What the task asks: When you write out the records, keep every line exactly as it is.

(Data records for software interfaces)

####################

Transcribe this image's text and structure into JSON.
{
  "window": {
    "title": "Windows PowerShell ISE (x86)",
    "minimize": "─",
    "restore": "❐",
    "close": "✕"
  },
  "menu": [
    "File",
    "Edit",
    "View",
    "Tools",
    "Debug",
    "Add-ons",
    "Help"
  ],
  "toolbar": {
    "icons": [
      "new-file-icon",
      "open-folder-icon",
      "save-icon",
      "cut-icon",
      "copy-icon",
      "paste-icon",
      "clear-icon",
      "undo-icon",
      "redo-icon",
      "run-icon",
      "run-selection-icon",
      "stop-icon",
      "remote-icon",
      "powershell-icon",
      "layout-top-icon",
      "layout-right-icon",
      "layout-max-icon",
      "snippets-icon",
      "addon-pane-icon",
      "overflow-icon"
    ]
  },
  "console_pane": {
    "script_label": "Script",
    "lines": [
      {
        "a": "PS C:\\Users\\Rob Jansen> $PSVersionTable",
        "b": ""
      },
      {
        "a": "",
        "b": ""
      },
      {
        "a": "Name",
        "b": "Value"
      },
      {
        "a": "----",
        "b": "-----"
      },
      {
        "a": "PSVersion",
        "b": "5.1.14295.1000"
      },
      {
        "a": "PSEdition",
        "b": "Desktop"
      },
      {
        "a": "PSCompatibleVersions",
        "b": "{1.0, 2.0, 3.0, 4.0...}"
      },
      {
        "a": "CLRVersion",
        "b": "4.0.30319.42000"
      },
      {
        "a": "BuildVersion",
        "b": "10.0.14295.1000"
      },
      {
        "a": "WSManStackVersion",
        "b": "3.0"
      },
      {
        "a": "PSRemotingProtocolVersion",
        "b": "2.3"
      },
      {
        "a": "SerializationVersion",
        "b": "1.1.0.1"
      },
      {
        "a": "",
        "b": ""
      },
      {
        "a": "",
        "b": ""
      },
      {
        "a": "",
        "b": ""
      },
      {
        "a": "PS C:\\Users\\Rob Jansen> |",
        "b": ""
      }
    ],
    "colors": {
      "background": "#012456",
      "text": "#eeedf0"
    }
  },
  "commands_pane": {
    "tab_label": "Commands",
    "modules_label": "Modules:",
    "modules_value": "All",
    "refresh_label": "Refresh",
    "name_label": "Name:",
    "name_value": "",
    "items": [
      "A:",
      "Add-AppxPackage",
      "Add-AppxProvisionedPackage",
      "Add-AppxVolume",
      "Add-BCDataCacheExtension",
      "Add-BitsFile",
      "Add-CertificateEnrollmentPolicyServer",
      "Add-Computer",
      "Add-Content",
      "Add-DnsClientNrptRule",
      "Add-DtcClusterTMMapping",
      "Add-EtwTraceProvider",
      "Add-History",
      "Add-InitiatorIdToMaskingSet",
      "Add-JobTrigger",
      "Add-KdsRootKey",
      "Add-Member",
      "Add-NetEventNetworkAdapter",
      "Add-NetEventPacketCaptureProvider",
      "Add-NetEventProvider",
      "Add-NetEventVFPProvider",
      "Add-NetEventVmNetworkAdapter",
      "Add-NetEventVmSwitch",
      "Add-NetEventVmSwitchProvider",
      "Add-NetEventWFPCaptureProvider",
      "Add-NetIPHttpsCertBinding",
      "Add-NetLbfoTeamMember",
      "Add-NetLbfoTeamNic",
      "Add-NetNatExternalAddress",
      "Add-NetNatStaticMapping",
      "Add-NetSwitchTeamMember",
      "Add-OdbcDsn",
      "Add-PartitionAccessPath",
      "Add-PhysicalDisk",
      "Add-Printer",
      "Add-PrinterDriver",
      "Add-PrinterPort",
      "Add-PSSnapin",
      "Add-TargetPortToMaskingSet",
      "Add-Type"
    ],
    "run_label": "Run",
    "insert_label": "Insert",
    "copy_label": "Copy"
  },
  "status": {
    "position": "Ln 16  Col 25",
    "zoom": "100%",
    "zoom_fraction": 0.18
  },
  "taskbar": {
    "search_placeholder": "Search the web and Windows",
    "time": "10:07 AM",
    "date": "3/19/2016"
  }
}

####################

Response:
Transcribe this image's text and structure into JSON.
{
  "window": {
    "title": "Windows PowerShell ISE (x86)",
    "minimize": "─",
    "restore": "❐",
    "close": "✕"
  },
  "menu": [
    "File",
    "Edit",
    "View",
    "Tools",
    "Debug",
    "Add-ons",
    "Help"
  ],
  "toolbar": {
    "icons": [
      "new-file-icon",
      "open-folder-icon",
      "save-icon",
      "cut-icon",
      "copy-icon",
      "paste-icon",
      "clear-icon",
      "undo-icon",
      "redo-icon",
      "run-icon",
      "run-selection-icon",
      "stop-icon",
      "remote-icon",
      "powershell-icon",
      "layout-top-icon",
      "layout-right-icon",
      "layout-max-icon",
      "snippets-icon",
      "addon-pane-icon",
      "overflow-icon"
    ]
  },
  "console_pane": {
    "script_label": "Script",
    "lines": [
      {
        "a": "PS C:\\Users\\Rob Jansen> $PSVersionTable",
        "b": ""
      },
      {
        "a": "",
        "b": ""
      },
      {
        "a": "Name",
        "b": "Value"
      },
      {
        "a": "----",
        "b": "-----"
      },
      {
        "a": "PSVersion",
        "b": "5.1.14295.1000"
      },
      {
        "a": "PSEdition",
        "b": "Desktop"
      },
      {
        "a": "PSCompatibleVersions",
        "b": "{1.0, 2.0, 3.0, 4.0...}"
      },
      {
        "a": "CLRVersion",
        "b": "4.0.30319.42000"
      },
      {
        "a": "BuildVersion",
        "b": "10.0.14295.1000"
      },
      {
        "a": "WSManStackVersion",
        "b": "3.0"
      },
      {
        "a": "PSRemotingProtocolVersion",
        "b": "2.3"
      },
      {
        "a": "SerializationVersion",
        "b": "1.1.0.1"
      },
      {
        "a": "",
        "b": ""
      },
      {
        "a": "",
        "b": ""
      },
      {
        "a": "",
        "b": ""
      },
      {
        "a": "PS C:\\Users\\Rob Jansen> |",
        "b": ""
      }
    ],
    "colors": {
      "background": "#012456",
      "text": "#eeedf0"
    }
  },
  "commands_pane": {
    "tab_label": "Commands",
    "modules_label": "Modules:",
    "modules_value": "All",
    "refresh_label": "Refresh",
    "name_label": "Name:",
    "name_value": "",
    "items": [
      "A:",
      "Add-AppxPackage",
      "Add-AppxProvisionedPackage",
      "Add-AppxVolume",
      "Add-BCDataCacheExtension",
      "Add-BitsFile",
      "Add-CertificateEnrollmentPolicyServer",
      "Add-Computer",
      "Add-Content",
      "Add-DnsClientNrptRule",
      "Add-DtcClusterTMMapping",
      "Add-EtwTraceProvider",
      "Add-History",
      "Add-InitiatorIdToMaskingSet",
      "Add-JobTrigger",
      "Add-KdsRootKey",
      "Add-Member",
      "Add-NetEventNetworkAdapter",
      "Add-NetEventPacketCaptureProvider",
      "Add-NetEventProvider",
      "Add-NetEventVFPProvider",
      "Add-NetEventVmNetworkAdapter",
      "Add-NetEventVmSwitch",
      "Add-NetEventVmSwitchProvider",
      "Add-NetEventWFPCaptureProvider",
      "Add-NetIPHttpsCertBinding",
      "Add-NetLbfoTeamMember",
      "Add-NetLbfoTeamNic",
      "Add-NetNatExternalAddress",
      "Add-NetNatStaticMapping",
      "Add-NetSwitchTeamMember",
      "Add-OdbcDsn",
      "Add-PartitionAccessPath",
      "Add-PhysicalDisk",
      "Add-Printer",
      "Add-PrinterDriver",
      "Add-PrinterPort",
      "Add-PSSnapin",
      "Add-TargetPortToMaskingSet",
      "Add-Type"
    ],
    "run_label": "Run",
    "insert_label": "Insert",
    "copy_label": "Copy"
  },
  "status": {
    "position": "Ln 16  Col 25",
    "zoom": "100%",
    "zoom_fraction": 0.18
  },
  "taskbar": {
    "search_placeholder": "Search the web and Windows",
    "time": "10:07 AM",
    "date": "3/19/2016"
  }
}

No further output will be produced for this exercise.